Copy every line from the data below in which the string "question" can be found.
##### The records
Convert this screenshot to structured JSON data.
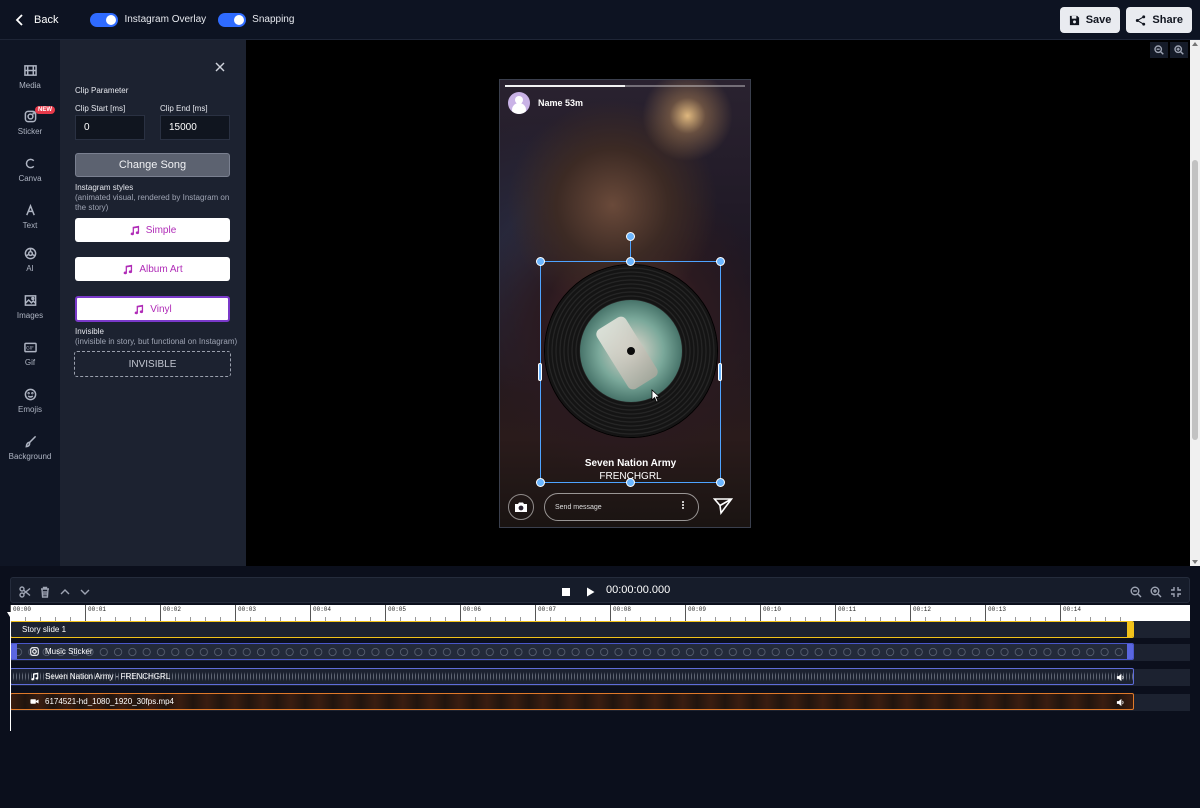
{
  "topbar": {
    "back_label": "Back",
    "overlay_toggle_label": "Instagram Overlay",
    "snapping_toggle_label": "Snapping",
    "save_label": "Save",
    "share_label": "Share"
  },
  "nav": {
    "items": [
      {
        "label": "Media",
        "icon": "film-icon"
      },
      {
        "label": "Sticker",
        "icon": "instagram-icon",
        "badge": "NEW"
      },
      {
        "label": "Canva",
        "icon": "canva-icon"
      },
      {
        "label": "Text",
        "icon": "text-icon"
      },
      {
        "label": "AI",
        "icon": "ai-icon"
      },
      {
        "label": "Images",
        "icon": "image-icon"
      },
      {
        "label": "Gif",
        "icon": "gif-icon"
      },
      {
        "label": "Emojis",
        "icon": "emoji-icon"
      },
      {
        "label": "Background",
        "icon": "brush-icon"
      }
    ]
  },
  "panel": {
    "title": "Clip Parameter",
    "clip_start_label": "Clip Start [ms]",
    "clip_start_value": "0",
    "clip_end_label": "Clip End [ms]",
    "clip_end_value": "15000",
    "change_song_label": "Change Song",
    "styles_title": "Instagram styles",
    "styles_desc": "(animated visual, rendered by Instagram on the story)",
    "style_buttons": [
      "Simple",
      "Album Art",
      "Vinyl"
    ],
    "selected_style": "Vinyl",
    "invisible_title": "Invisible",
    "invisible_desc": "(invisible in story, but functional on Instagram)",
    "invisible_button": "INVISIBLE"
  },
  "story": {
    "user_name": "Name 53m",
    "song_title": "Seven Nation Army",
    "song_artist": "FRENCHGRL",
    "message_placeholder": "Send message"
  },
  "timeline": {
    "time": "00:00:00.000",
    "ticks": [
      "|00:00",
      "|00:01",
      "|00:02",
      "|00:03",
      "|00:04",
      "|00:05",
      "|00:06",
      "|00:07",
      "|00:08",
      "|00:09",
      "|00:10",
      "|00:11",
      "|00:12",
      "|00:13",
      "|00:14"
    ],
    "tracks": [
      {
        "label": "Story slide 1",
        "kind": "story"
      },
      {
        "label": "Music Sticker",
        "kind": "sticker"
      },
      {
        "label": "Seven Nation Army - FRENCHGRL",
        "kind": "audio"
      },
      {
        "label": "6174521-hd_1080_1920_30fps.mp4",
        "kind": "video"
      }
    ]
  },
  "colors": {
    "accent": "#2f6bff",
    "story_track": "#f2c21a",
    "sticker_track": "#5a66e0",
    "video_track": "#e07a2a",
    "style_text": "#b02bb7"
  }
}
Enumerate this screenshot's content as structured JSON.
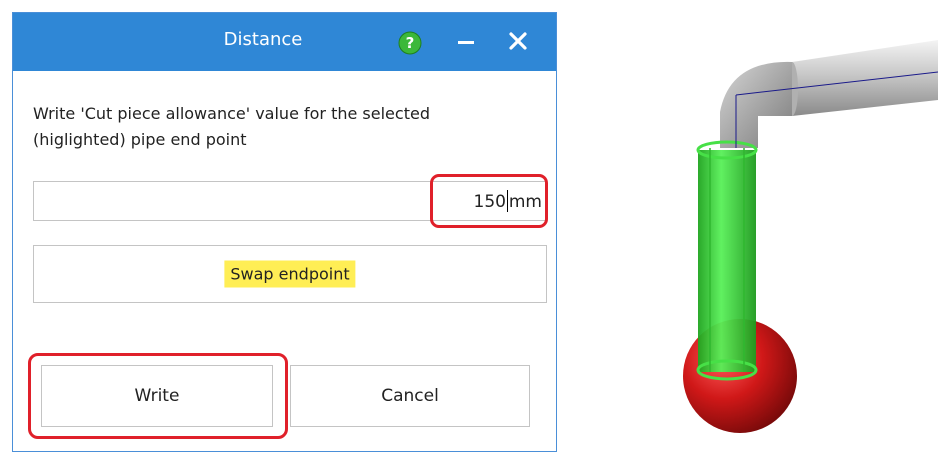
{
  "dialog": {
    "title": "Distance",
    "instruction_line1": "Write 'Cut piece allowance' value for the selected",
    "instruction_line2": "(higlighted) pipe end point",
    "value": "150",
    "unit": "mm",
    "swap_label": "Swap endpoint",
    "write_label": "Write",
    "cancel_label": "Cancel"
  },
  "icons": {
    "help": "question-mark-icon",
    "minimize": "minimize-icon",
    "close": "close-icon"
  },
  "colors": {
    "titlebar": "#2f87d6",
    "highlight_border": "#e0202a",
    "swap_highlight": "#ffee55",
    "pipe_selected": "#2fd82f",
    "endpoint_sphere": "#cc1a1a",
    "pipe_grey": "#a8a8a8"
  }
}
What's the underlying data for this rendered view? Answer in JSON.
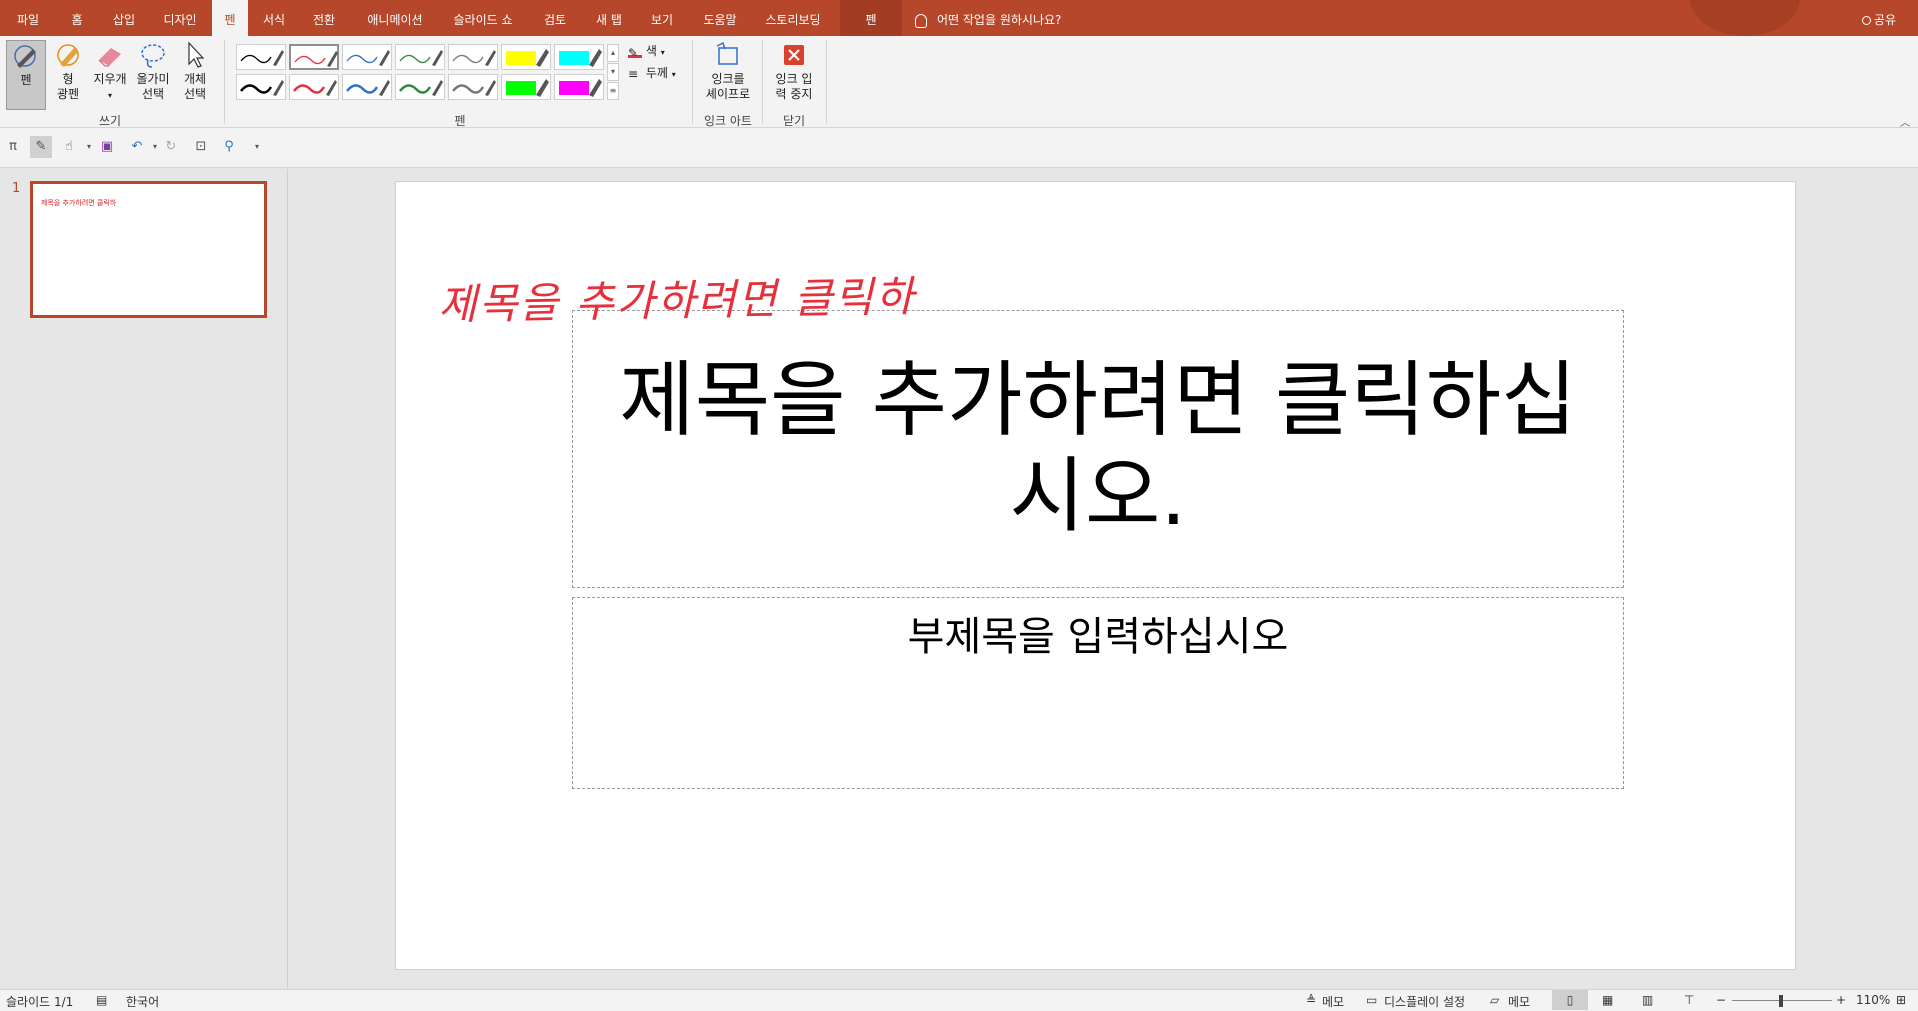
{
  "tabs": [
    {
      "label": "파일"
    },
    {
      "label": "홈"
    },
    {
      "label": "삽입"
    },
    {
      "label": "디자인"
    },
    {
      "label": "펜"
    },
    {
      "label": "서식"
    },
    {
      "label": "전환"
    },
    {
      "label": "애니메이션"
    },
    {
      "label": "슬라이드 쇼"
    },
    {
      "label": "검토"
    },
    {
      "label": "새 탭"
    },
    {
      "label": "보기"
    },
    {
      "label": "도움말"
    },
    {
      "label": "스토리보딩"
    },
    {
      "label": "펜"
    }
  ],
  "tell_me": "어떤 작업을 원하시나요?",
  "share_label": "공유",
  "ribbon": {
    "write_group": {
      "label": "쓰기",
      "pen": "펜",
      "highlighter_1": "형",
      "highlighter_2": "광펜",
      "eraser": "지우개",
      "lasso_1": "올가미",
      "lasso_2": "선택",
      "object_1": "개체",
      "object_2": "선택"
    },
    "pens_group": {
      "label": "펜",
      "color": "색",
      "thickness": "두께",
      "pens": [
        {
          "color": "#000000"
        },
        {
          "color": "#e8303c"
        },
        {
          "color": "#2f6fce"
        },
        {
          "color": "#2e8b3e"
        },
        {
          "color": "#777777"
        },
        {
          "color": "#ffff00"
        },
        {
          "color": "#00ffff"
        },
        {
          "color": "#000000"
        },
        {
          "color": "#e8303c"
        },
        {
          "color": "#2f6fce"
        },
        {
          "color": "#2e8b3e"
        },
        {
          "color": "#777777"
        },
        {
          "color": "#00ff00"
        },
        {
          "color": "#ff00ff"
        }
      ]
    },
    "ink_art_group": {
      "label": "잉크 아트",
      "btn_1": "잉크를",
      "btn_2": "셰이프로"
    },
    "close_group": {
      "label": "닫기",
      "btn_1": "잉크 입",
      "btn_2": "력 중지"
    }
  },
  "thumbnail": {
    "number": "1",
    "title": "제목을 추가하려면 클릭하"
  },
  "slide": {
    "ink_text": "제목을 추가하려면 클릭하",
    "title": "제목을 추가하려면 클릭하십시오.",
    "subtitle": "부제목을 입력하십시오"
  },
  "status": {
    "slide_count": "슬라이드 1/1",
    "language": "한국어",
    "notes": "메모",
    "display_settings": "디스플레이 설정",
    "comments": "메모",
    "zoom": "110%"
  },
  "colors": {
    "brand": "#b7472a",
    "ink_red": "#e8303c"
  }
}
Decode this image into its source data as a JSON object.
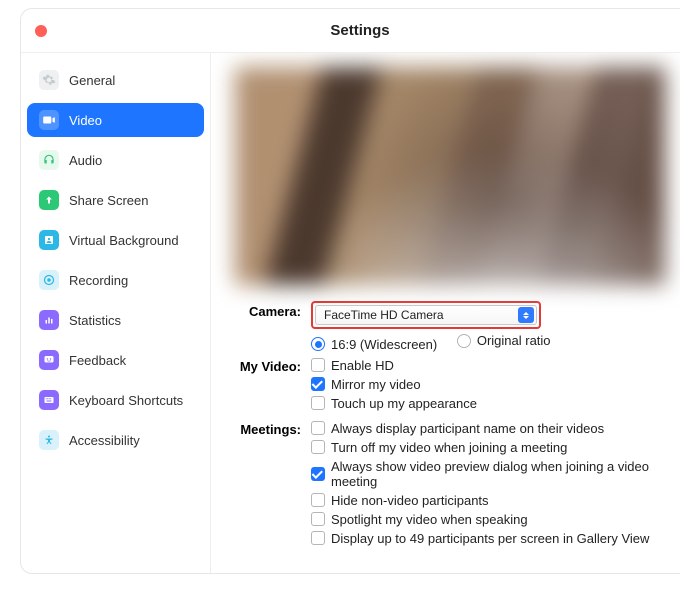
{
  "window": {
    "title": "Settings"
  },
  "sidebar": {
    "items": [
      {
        "label": "General"
      },
      {
        "label": "Video"
      },
      {
        "label": "Audio"
      },
      {
        "label": "Share Screen"
      },
      {
        "label": "Virtual Background"
      },
      {
        "label": "Recording"
      },
      {
        "label": "Statistics"
      },
      {
        "label": "Feedback"
      },
      {
        "label": "Keyboard Shortcuts"
      },
      {
        "label": "Accessibility"
      }
    ]
  },
  "form": {
    "camera_label": "Camera:",
    "camera_value": "FaceTime HD Camera",
    "ratio_wide": "16:9 (Widescreen)",
    "ratio_orig": "Original ratio",
    "myvideo_label": "My Video:",
    "enable_hd": "Enable HD",
    "mirror": "Mirror my video",
    "touchup": "Touch up my appearance",
    "meetings_label": "Meetings:",
    "m1": "Always display participant name on their videos",
    "m2": "Turn off my video when joining a meeting",
    "m3": "Always show video preview dialog when joining a video meeting",
    "m4": "Hide non-video participants",
    "m5": "Spotlight my video when speaking",
    "m6": "Display up to 49 participants per screen in Gallery View"
  }
}
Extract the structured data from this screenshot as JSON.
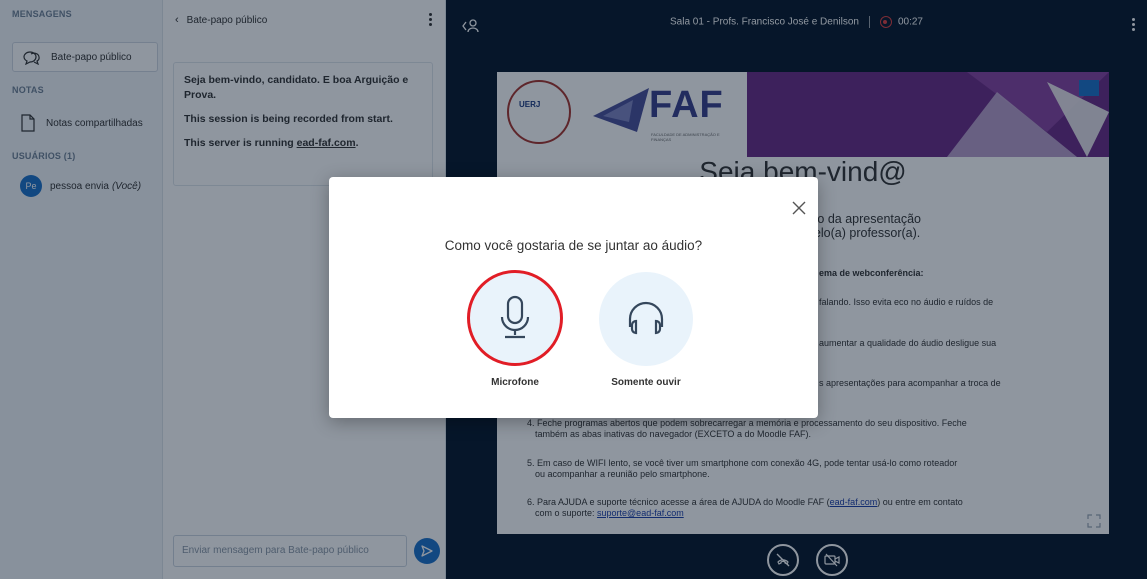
{
  "sidebar": {
    "messages_title": "MENSAGENS",
    "public_chat_label": "Bate-papo público",
    "notes_title": "NOTAS",
    "shared_notes_label": "Notas compartilhadas",
    "users_title": "USUÁRIOS (1)",
    "user": {
      "initials": "Pe",
      "name": "pessoa envia",
      "you_tag": "(Você)"
    }
  },
  "chat": {
    "header_title": "Bate-papo público",
    "welcome_line1": "Seja bem-vindo, candidato. E boa Arguição e Prova.",
    "welcome_line2": "This session is being recorded from start.",
    "welcome_line3_prefix": "This server is running ",
    "welcome_line3_link": "ead-faf.com",
    "welcome_line3_suffix": ".",
    "input_placeholder": "Enviar mensagem para Bate-papo público"
  },
  "topbar": {
    "room_title": "Sala 01 - Profs. Francisco José e Denilson",
    "recording_time": "00:27"
  },
  "slide": {
    "uerj_label": "UERJ",
    "faf_word": "FAF",
    "faf_subtitle": "FACULDADE DE ADMINISTRAÇÃO E FINANÇAS",
    "title": "Seja bem-vind@",
    "subtitle_line1": "nto da apresentação",
    "subtitle_line2": "pelo(a) professor(a).",
    "rules_heading": "ema de webconferência:",
    "line1": "falando. Isso evita eco no áudio e ruídos de",
    "line2": "aumentar a qualidade do áudio desligue sua",
    "line3": "s apresentações para acompanhar a troca de",
    "item4a": "4. Feche programas abertos que podem sobrecarregar a memória e processamento do seu dispositivo. Feche",
    "item4b": "também as abas inativas do navegador (EXCETO a do Moodle FAF).",
    "item5a": "5. Em caso de WIFI lento, se você tiver um smartphone com conexão 4G, pode tentar usá-lo como roteador",
    "item5b": "ou acompanhar a reunião pelo smartphone.",
    "item6a_prefix": "6. Para AJUDA e suporte técnico acesse a área de AJUDA do Moodle FAF (",
    "item6a_link": "ead-faf.com",
    "item6a_suffix": ") ou entre em contato",
    "item6b_prefix": "com o suporte: ",
    "item6b_link": "suporte@ead-faf.com"
  },
  "modal": {
    "question": "Como você gostaria de se juntar ao áudio?",
    "microphone_label": "Microfone",
    "listen_only_label": "Somente ouvir"
  },
  "colors": {
    "accent": "#1d71c9",
    "highlight_ring": "#e11d26",
    "recording": "#e04040",
    "background_dark": "#06172a",
    "slide_purple": "#6b2a85"
  }
}
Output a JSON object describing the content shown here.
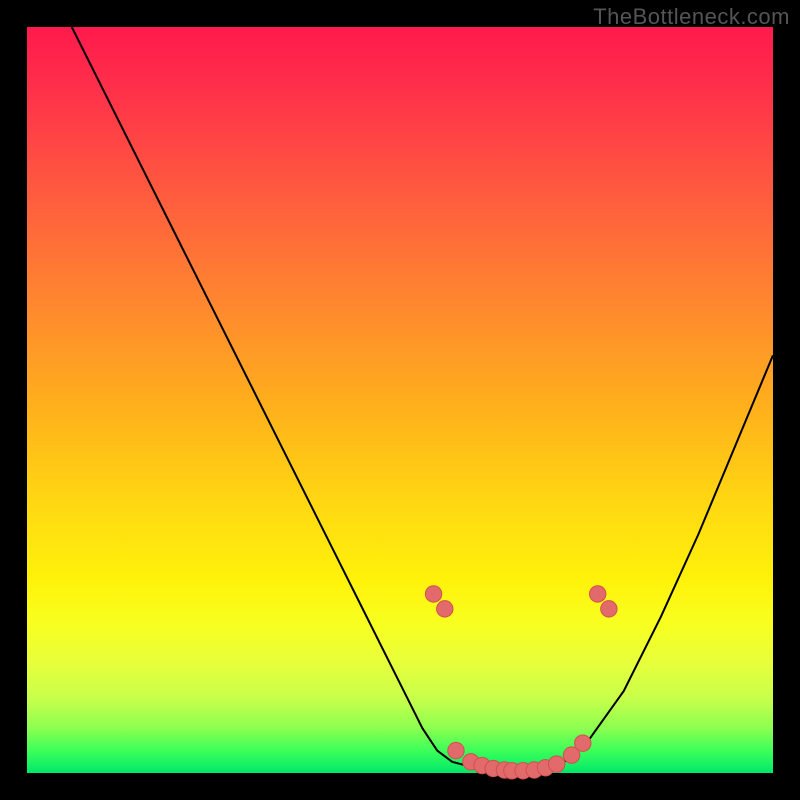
{
  "attribution": "TheBottleneck.com",
  "colors": {
    "gradient_top": "#ff1a4d",
    "gradient_mid": "#fff20a",
    "gradient_bottom": "#00e86b",
    "curve": "#000000",
    "marker_fill": "#e26a6a",
    "marker_stroke": "#d24f4f"
  },
  "chart_data": {
    "type": "line",
    "title": "",
    "xlabel": "",
    "ylabel": "",
    "xlim": [
      0,
      100
    ],
    "ylim": [
      0,
      100
    ],
    "series": [
      {
        "name": "curve",
        "x": [
          6,
          10,
          15,
          20,
          25,
          30,
          35,
          40,
          45,
          50,
          53,
          55,
          57,
          60,
          63,
          66,
          69,
          72,
          75,
          80,
          85,
          90,
          95,
          100
        ],
        "y": [
          100,
          92,
          82,
          72,
          62,
          52,
          42,
          32,
          22,
          12,
          6,
          3,
          1.5,
          0.7,
          0.3,
          0.3,
          0.6,
          1.5,
          4,
          11,
          21,
          32,
          44,
          56
        ]
      }
    ],
    "markers": {
      "name": "highlight-points",
      "x": [
        54.5,
        56,
        57.5,
        59.5,
        61,
        62.5,
        64,
        65,
        66.5,
        68,
        69.5,
        71,
        73,
        74.5,
        76.5,
        78
      ],
      "y": [
        24,
        22,
        3,
        1.5,
        1,
        0.6,
        0.4,
        0.3,
        0.3,
        0.4,
        0.7,
        1.2,
        2.4,
        4,
        24,
        22
      ]
    }
  }
}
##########
__Answer section__:
    "help": "question-mark-icon",
    "question": "Como você gostaria de se juntar ao áudio?",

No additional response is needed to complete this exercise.